### Exercise aim
Which lines of the entries hold the string "player"? Copy each one.

### Data in this exercise
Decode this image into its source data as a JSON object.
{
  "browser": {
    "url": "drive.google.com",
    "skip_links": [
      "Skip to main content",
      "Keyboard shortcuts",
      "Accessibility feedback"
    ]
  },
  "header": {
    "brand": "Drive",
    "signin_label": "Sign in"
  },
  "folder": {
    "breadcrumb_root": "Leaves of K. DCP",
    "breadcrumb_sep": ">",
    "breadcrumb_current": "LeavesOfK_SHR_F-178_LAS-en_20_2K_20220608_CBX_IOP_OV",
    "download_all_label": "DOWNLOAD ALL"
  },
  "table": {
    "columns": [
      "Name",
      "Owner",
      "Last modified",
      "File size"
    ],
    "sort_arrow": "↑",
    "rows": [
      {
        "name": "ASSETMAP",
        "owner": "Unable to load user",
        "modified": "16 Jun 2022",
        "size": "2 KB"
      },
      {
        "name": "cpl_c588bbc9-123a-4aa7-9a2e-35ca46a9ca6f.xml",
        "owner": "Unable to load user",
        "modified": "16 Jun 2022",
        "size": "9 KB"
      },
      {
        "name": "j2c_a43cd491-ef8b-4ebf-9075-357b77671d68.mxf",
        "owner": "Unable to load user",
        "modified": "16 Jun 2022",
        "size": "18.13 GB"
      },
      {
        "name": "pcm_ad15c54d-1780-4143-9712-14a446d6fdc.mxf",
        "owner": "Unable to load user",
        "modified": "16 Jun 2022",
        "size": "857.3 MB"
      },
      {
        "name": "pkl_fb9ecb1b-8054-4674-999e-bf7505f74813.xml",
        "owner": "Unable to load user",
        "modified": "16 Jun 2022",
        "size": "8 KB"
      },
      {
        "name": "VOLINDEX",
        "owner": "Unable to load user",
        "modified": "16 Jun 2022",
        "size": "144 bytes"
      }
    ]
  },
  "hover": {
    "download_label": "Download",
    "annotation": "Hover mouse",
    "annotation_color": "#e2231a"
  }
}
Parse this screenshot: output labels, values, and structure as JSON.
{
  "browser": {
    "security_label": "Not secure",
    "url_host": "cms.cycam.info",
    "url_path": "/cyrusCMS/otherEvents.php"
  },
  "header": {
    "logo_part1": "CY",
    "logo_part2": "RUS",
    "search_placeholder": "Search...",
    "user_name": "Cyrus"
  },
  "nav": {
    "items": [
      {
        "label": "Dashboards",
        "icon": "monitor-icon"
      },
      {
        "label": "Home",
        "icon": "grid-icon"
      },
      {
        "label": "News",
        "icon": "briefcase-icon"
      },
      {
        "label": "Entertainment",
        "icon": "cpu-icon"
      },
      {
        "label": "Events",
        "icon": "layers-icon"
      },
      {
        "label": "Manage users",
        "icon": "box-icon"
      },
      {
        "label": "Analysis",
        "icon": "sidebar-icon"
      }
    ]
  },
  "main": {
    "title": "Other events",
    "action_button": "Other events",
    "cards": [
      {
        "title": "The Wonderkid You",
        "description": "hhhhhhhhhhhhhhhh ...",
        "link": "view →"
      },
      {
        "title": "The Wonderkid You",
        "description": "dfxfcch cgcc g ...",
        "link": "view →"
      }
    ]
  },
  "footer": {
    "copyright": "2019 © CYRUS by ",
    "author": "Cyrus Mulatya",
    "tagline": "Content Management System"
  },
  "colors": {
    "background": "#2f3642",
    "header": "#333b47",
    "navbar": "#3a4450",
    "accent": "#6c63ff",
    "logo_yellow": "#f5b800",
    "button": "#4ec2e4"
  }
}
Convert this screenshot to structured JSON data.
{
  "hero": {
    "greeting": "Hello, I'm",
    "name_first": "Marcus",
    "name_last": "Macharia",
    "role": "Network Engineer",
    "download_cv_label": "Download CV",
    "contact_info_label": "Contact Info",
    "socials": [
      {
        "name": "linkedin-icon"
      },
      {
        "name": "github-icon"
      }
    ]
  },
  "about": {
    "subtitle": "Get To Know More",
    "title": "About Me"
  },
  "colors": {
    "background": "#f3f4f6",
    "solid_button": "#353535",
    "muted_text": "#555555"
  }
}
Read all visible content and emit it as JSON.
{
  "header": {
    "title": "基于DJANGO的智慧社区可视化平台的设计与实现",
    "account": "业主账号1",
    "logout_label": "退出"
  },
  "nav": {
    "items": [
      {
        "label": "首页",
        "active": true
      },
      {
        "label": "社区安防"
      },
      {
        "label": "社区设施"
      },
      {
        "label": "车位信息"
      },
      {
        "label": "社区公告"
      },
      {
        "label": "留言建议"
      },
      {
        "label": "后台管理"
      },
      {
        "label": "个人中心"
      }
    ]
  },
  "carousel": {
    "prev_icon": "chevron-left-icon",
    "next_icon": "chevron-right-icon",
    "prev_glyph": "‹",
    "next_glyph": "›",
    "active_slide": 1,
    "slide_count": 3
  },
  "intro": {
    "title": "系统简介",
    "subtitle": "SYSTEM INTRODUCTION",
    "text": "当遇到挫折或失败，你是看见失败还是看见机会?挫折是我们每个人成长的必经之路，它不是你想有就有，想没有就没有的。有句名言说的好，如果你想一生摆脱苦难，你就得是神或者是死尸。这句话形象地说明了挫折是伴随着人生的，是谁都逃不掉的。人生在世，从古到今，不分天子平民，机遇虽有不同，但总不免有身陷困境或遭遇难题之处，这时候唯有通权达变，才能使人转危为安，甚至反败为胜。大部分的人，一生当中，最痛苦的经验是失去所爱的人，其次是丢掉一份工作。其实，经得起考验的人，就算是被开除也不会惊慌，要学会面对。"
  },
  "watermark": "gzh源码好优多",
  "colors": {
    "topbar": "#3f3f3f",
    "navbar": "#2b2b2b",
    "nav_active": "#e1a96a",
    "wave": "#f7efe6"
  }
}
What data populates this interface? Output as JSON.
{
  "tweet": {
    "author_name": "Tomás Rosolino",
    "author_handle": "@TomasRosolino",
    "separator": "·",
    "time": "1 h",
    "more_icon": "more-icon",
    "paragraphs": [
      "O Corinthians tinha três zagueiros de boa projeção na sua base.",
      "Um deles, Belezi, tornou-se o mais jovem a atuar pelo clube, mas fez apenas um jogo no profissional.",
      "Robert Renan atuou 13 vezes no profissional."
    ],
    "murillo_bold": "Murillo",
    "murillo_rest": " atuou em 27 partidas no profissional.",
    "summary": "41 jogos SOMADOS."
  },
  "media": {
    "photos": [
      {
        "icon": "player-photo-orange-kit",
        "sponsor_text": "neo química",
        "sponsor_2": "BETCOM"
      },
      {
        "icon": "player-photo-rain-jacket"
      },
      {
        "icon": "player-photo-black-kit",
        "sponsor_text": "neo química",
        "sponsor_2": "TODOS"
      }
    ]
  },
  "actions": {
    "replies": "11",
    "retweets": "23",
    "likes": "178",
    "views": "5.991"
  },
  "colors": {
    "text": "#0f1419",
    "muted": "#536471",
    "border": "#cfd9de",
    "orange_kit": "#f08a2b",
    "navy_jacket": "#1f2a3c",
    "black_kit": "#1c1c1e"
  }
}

### Answer to the problem
        "icon": "player-photo-orange-kit",
        "icon": "player-photo-rain-jacket"
        "icon": "player-photo-black-kit",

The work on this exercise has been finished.